More than a billion people depend on livestock value chains around the world, where small-scale livestock farmers represent a large percentage. Considering that rangeland or grassland ecosystems occupy close to 40 percent of the world’s terrestrial area, small scale productions represent a way of transforming vegetation into food. Highlighting, how adequately integrated livestock production can increase the resilience of small-scale farming systems and the livelihood of the communities in which these productive activities are carried out.
Animal derived products in human nutrition: Understanding variations around the globe
According to the report, and as it would be expected, consumption of animal-based foods varies widely around the world. For example:

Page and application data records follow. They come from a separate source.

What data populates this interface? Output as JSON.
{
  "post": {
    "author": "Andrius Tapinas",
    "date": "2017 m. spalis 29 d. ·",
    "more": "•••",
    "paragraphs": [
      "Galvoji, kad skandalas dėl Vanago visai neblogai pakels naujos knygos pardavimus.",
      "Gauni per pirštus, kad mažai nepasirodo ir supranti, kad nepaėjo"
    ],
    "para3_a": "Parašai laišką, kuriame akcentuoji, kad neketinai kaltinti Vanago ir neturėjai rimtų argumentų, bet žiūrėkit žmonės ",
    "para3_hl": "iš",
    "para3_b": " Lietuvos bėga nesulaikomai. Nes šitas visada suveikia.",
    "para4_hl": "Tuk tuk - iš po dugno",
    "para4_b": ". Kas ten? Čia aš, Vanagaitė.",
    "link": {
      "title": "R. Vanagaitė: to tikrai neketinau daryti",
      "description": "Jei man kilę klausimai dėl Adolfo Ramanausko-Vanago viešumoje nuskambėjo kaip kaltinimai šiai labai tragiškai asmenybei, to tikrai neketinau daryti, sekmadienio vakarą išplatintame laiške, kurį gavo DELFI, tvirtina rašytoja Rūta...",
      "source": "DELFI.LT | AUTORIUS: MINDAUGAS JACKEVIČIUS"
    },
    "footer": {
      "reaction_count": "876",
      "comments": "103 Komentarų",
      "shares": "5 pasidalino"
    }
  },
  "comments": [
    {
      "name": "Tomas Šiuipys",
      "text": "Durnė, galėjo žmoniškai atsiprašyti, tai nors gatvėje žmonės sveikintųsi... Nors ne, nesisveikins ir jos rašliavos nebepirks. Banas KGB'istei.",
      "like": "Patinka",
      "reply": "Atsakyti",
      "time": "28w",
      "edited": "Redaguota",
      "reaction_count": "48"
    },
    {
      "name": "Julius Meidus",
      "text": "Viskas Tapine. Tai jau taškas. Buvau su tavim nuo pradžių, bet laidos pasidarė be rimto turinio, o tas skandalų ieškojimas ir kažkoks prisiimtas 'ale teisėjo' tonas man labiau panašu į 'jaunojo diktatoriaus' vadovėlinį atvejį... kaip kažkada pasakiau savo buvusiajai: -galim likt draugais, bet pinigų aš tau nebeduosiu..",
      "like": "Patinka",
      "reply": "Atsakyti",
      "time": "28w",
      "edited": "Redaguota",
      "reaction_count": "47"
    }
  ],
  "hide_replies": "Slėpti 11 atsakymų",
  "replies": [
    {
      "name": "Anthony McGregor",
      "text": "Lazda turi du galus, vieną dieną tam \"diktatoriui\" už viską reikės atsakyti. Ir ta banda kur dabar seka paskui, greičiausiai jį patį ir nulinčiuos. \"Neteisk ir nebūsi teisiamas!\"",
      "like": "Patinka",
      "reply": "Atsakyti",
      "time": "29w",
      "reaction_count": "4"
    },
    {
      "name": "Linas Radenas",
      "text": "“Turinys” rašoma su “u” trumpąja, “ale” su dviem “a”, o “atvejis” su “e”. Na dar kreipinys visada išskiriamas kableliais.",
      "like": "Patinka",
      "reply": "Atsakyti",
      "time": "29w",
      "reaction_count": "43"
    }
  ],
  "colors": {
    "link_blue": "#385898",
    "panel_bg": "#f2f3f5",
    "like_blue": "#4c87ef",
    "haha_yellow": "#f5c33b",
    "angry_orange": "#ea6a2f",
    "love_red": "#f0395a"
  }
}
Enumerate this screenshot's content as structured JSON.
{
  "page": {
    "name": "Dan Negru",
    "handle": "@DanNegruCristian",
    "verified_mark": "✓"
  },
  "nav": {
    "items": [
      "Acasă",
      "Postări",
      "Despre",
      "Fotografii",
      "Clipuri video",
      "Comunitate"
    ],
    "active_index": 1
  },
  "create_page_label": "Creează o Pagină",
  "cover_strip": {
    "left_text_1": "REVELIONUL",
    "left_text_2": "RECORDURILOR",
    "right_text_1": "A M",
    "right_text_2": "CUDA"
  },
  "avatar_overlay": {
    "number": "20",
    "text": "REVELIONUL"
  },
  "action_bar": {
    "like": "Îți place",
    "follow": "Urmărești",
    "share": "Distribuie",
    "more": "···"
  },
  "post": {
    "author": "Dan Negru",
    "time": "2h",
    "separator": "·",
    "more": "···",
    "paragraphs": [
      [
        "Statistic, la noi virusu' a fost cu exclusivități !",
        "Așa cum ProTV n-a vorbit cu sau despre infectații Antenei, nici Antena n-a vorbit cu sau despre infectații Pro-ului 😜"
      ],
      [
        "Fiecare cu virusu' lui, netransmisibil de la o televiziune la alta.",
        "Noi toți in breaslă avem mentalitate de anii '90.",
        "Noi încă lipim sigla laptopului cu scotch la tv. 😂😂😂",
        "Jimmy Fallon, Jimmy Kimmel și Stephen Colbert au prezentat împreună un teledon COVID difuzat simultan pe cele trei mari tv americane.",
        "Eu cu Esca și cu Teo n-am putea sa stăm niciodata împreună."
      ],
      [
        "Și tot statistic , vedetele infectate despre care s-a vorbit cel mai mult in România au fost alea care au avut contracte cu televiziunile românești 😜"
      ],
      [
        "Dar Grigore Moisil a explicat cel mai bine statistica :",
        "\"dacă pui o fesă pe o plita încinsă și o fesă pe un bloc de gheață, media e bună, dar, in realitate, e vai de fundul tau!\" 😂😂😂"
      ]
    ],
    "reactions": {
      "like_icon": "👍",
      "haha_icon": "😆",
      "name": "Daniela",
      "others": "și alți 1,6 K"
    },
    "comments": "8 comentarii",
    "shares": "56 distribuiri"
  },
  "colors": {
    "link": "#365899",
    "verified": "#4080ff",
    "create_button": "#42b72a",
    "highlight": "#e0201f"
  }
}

In regards to meat consumption, the average person in Burundi consumes just 3kg of meat a year, compared to 136kg for someone living in Hong Kong, states FAO.
As for milk, the average annual consumption in the Republic of Congo is 160 g, while in Montenegro it amounts to 338 kg.
Finally when looking into egg consumption, a person in South Sudan ingests 2 g of eggs in a year , while in Hong Kong that figure averages 25 kg.
Table 1. Contribution of terrestrial animal food sources to caloric supply according to region and subregion.
The mentioned report specifically points out that meat, eggs, and milk provide nutrients that cannot be easily obtained in foods of plant origin. These nutrients are especially important in certain stages of human life, such as pregnancy, lactation, childhood, adolescence, and old age.
Macronutrients like proteins, fats and carbohydrates, and micronutrients such as iron or vitamin A, are difficult to find in adequate quantity and quality in diets that are solely plant-based.
Deficiencies of iron, vitamin A, and zinc are among the most common in the world. and according to the report, one-third of all preschool children present deficiencies of at least one of these micronutrients.